5 Stars Out Of 5
Excellent story; in-depth look at Civil War nurses
May 18, 2014
An Old Fashioned Girl
The first of her Heroines Behind the Lines, Wedded to War highlights author Jocelyn Green's in-depth look at nursing in the Civil War through her headstrong heroine Charlotte Waverly.
The treatment of female nurses in the Civil War was appalling. It never occurred to me that at one time, nursing in America, especially when involving the military, was man's domain. The conditions and trials women had to deal with to help people were shocking; many surgeons, not actually allowed to bar them from helping, made the women's lives as miserable as possible to drive them away.
Normally I would consider the fewer the number of viewpoints in a story the better, but Green uses her secondary characters - all six viewpoints besides Charlotte's - well; not only do they advance the plot, but they provide a more complete picture of the times. Ruby O'Flannery, whose viewpoint is second only to Charlotte, highlights the poor immigrants of New York, giving us a glimpse of how easily their poor living could spiral downward until there were no options left.
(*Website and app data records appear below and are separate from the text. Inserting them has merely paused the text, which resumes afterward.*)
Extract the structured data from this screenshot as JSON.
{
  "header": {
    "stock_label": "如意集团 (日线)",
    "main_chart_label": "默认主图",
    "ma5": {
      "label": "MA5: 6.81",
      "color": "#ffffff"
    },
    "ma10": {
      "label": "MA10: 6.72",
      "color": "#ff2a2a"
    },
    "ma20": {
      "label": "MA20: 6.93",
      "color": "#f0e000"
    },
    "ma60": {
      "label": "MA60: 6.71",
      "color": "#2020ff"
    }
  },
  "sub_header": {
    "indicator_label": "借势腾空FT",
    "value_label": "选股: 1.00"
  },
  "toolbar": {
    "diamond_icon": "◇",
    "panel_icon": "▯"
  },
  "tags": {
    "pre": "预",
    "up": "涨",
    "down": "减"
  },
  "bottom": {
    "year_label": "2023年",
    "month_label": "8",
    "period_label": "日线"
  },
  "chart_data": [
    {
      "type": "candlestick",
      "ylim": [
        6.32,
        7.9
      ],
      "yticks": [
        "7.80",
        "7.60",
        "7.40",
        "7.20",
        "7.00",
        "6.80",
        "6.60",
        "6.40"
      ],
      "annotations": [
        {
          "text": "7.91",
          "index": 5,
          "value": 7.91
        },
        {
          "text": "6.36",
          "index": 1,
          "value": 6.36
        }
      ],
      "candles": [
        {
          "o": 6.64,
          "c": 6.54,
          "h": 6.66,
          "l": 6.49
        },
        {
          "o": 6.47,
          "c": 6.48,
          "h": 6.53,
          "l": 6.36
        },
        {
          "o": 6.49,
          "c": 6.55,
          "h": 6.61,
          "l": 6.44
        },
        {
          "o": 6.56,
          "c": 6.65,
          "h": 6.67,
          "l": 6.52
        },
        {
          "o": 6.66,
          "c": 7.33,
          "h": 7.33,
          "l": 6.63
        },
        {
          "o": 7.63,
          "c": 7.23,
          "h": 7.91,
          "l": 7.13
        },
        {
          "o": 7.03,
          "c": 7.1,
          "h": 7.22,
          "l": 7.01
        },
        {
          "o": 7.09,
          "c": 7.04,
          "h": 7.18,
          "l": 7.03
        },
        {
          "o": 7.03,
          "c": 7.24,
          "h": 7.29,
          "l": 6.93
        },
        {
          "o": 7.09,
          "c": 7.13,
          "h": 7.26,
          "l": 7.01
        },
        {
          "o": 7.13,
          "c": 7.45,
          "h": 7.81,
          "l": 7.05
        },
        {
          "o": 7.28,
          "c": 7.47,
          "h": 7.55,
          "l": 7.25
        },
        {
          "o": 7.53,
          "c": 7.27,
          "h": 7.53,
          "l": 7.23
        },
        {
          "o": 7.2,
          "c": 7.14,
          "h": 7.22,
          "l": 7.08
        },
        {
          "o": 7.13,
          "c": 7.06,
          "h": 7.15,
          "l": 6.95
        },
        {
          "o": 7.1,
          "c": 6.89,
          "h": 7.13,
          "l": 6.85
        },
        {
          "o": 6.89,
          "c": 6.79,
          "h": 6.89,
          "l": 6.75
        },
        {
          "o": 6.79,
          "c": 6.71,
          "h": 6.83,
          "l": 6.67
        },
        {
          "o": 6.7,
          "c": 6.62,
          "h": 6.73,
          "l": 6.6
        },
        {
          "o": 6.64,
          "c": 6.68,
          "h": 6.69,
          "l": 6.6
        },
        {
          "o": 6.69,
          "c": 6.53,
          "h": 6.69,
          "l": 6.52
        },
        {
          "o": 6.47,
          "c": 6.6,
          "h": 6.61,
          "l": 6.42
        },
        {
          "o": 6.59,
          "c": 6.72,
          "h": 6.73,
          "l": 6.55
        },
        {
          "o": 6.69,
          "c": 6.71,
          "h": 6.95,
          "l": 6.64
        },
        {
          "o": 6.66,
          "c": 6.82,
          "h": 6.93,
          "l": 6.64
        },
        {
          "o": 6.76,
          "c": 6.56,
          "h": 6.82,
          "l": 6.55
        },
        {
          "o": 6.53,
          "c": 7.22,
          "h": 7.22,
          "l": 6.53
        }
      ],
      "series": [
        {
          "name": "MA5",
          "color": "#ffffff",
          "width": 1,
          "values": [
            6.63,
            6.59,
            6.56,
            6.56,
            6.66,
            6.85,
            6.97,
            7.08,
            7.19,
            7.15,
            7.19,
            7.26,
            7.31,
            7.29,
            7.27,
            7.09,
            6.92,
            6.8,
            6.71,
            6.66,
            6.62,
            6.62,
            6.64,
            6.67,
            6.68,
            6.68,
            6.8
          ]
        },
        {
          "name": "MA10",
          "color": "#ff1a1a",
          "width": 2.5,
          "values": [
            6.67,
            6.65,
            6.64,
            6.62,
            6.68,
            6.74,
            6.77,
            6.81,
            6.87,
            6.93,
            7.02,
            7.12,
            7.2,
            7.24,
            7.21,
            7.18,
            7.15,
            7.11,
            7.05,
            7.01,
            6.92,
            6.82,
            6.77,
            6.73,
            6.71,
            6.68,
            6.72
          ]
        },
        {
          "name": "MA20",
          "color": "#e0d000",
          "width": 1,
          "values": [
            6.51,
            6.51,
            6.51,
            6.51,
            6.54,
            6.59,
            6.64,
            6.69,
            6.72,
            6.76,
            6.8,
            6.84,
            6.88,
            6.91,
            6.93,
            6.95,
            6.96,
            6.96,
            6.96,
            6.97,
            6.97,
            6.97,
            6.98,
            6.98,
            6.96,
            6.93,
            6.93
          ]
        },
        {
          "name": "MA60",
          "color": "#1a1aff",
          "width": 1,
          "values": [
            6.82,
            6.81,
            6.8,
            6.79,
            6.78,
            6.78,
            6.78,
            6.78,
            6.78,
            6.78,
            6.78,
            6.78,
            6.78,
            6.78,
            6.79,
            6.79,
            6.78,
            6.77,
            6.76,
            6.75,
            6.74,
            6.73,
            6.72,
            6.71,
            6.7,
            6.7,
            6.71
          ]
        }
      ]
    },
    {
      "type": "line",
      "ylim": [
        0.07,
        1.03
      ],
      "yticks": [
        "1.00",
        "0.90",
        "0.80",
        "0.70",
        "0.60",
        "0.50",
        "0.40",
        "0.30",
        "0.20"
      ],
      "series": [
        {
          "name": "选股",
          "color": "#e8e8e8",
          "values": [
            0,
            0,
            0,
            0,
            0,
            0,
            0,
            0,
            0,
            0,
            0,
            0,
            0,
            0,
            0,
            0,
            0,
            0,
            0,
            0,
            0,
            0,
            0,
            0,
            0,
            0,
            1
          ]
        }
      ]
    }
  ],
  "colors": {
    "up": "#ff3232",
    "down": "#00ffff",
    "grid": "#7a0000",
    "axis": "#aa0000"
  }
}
Her downtrodden personality and circumstances provide a foil to Charlotte's wealthy upbringing and bold approach to life. Mr. Olmsted acts as a conduit for the Sanitary Commission, giving us a greater picture of its behind-the-scenes triumphs and frustrations and the fight to convince the government of its importance. A young seminary student out to prove his worth, Edward Goodrich offers one more minor - but terribly important - view to the carnage of war: he is a chaplain, expected to bring healing to these wounded soldiers' souls, but he can't himself see God among the carnage and despair of war, let alone feel he can show God to these men. The doubts that assail him are the sort that could plague any believer when faced with something so far removed from our safe, peaceful Christianity.
By deliberately choosing a profession that highlights her weakness - dealing with illness of any kind - Charlotte encourages us to overcome our fears, follow our dreams, and keep doing what is right, even when it seems everyone is against us. Boldly she fights for the right to help people, defying age and beauty restrictions, disrespectful doctors, and discouragement from her set in society. Do not be discouraged when it is hard; as Charlotte says, "Just because something is difficult doesn't mean it isn't worth doing," (275).
Green portrays the determination of the female nurses in compelling narrative, while providing a harshly realistic view of their duties in the Civil War. Though there is romance, it is secondary to Charlotte's fascinating calling. A powerful tale - 5 out of 5 stars!